Description he would start the fires with his own kindling wood, and also used his own coal-oil for lights. He taught girls to accompany the choir free of charge. The only remuneration he ever rec-eived for directing the town band and the church choir was ten acres of land, apportioned to him by the Bishop of Mount Pleasant. To this day, that tract is called the "brass band field". Soon after arriving in Mount Pleasant from Switzerland, Hassler established a boarding school for music students. The students boarded and slept at the Hassler home for a period of six weeks, taking three lessons a day and practicing intensively. There were three organs in three different rooms. Among the many music students who registered at the boarding school from all over Central Utah were John J. McClellen of Payson, later Salt Lake Tabernacle organist; C. W. Reid of Manti, later on the music faculty of Brigham Young University; and Anthony C. Lund of Ephraim, later director of the Mormon Taber-nacle Choir. Hassler made it easy for students to study music by accept-ing for pay anything he could use. Among the items turned in for lesson pay were: barrels of honey, meat, cheeses, cedar posts, clothing, milk, butter and produce of any kind. Parents would often send their children to the Hassler home to be disciplined, as well as to study music. Students would usually come in covered wagons from different towns in the val-ley, accompanied by their parents and sometimes the entire family. At times they would remain at the Hassler home for two or three days, accepting the Hassler hospitality before return-ing to their homes. The great amount of work required of Mrs. Hassler in cook-ing and caring for these students and visitors, together with three organs going all day, caused her to have a nervous break-down . This necessitated the closing of the boarding school. Mr. Hassler did not stop his teaching of music. Instead of having the students come to him, he would travel to the dif-ferent towns in the valley in an open buggy, drawn by a single horse. His teaching territory included that from Pleasant Grove on the north, to Wayne County on the south. He also traveled east to Emery County. On one of his teaching tours in Emery County, he was lost for two days in a severe snow storm. A rescuing party found -66-

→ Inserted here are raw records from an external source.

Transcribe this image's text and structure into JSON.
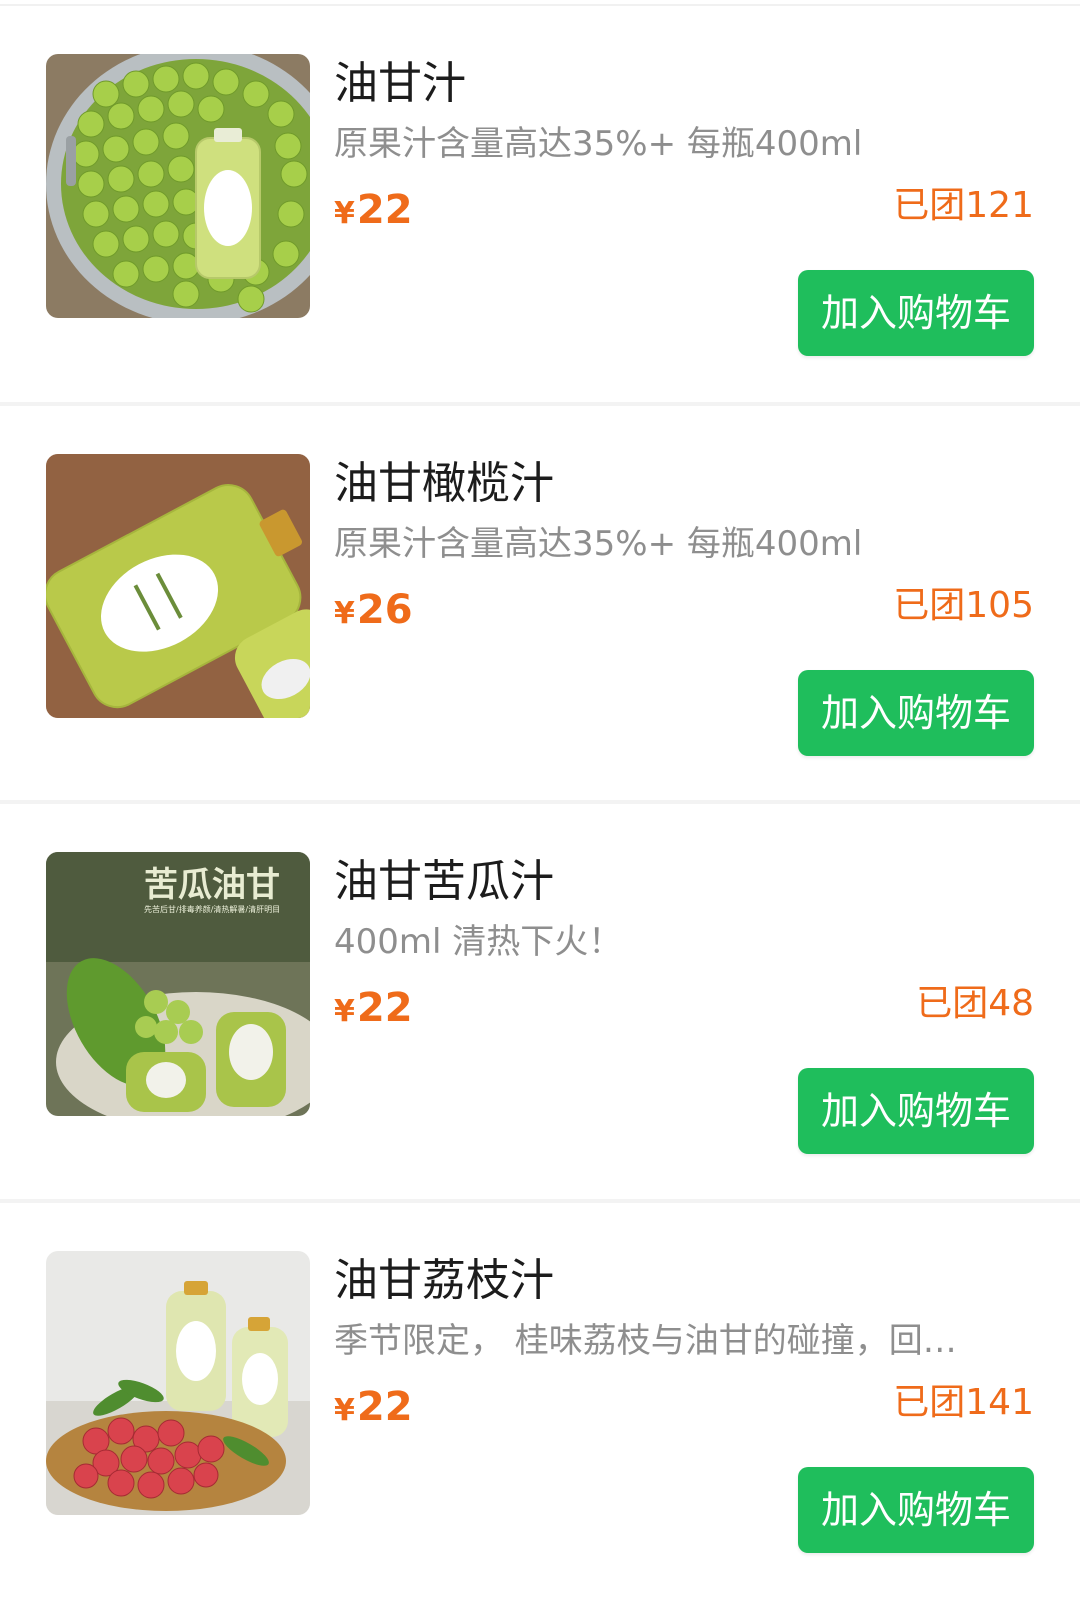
{
  "theme": {
    "accent_price": "#ef6b1a",
    "button_green": "#1fbe5c"
  },
  "products": [
    {
      "title": "油甘汁",
      "description": "原果汁含量高达35%+ 每瓶400ml",
      "currency": "¥",
      "price": "22",
      "sold": "已团121",
      "button_label": "加入购物车",
      "image": "amla-juice-bottle-on-fruit-pot"
    },
    {
      "title": "油甘橄榄汁",
      "description": "原果汁含量高达35%+ 每瓶400ml",
      "currency": "¥",
      "price": "26",
      "sold": "已团105",
      "button_label": "加入购物车",
      "image": "amla-olive-juice-bottles"
    },
    {
      "title": "油甘苦瓜汁",
      "description": "400ml 清热下火！",
      "currency": "¥",
      "price": "22",
      "sold": "已团48",
      "button_label": "加入购物车",
      "image": "bitter-melon-amla-juice",
      "image_text": "苦瓜油甘",
      "image_subtext": "先苦后甘/排毒养颜/清热解暑/清肝明目"
    },
    {
      "title": "油甘荔枝汁",
      "description": "季节限定， 桂味荔枝与油甘的碰撞，回…",
      "currency": "¥",
      "price": "22",
      "sold": "已团141",
      "button_label": "加入购物车",
      "image": "lychee-amla-juice-basket"
    }
  ]
}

Format application/pdf
Identifier 076_John Hassler - Pioneer Musician of Central Utah.jpg
Source Saga of the Sanpitch Vol 8
Setname snowc_sts
Date Created 2005-02-19
Date Modified 2005-02-19
ID 325556
Reference URL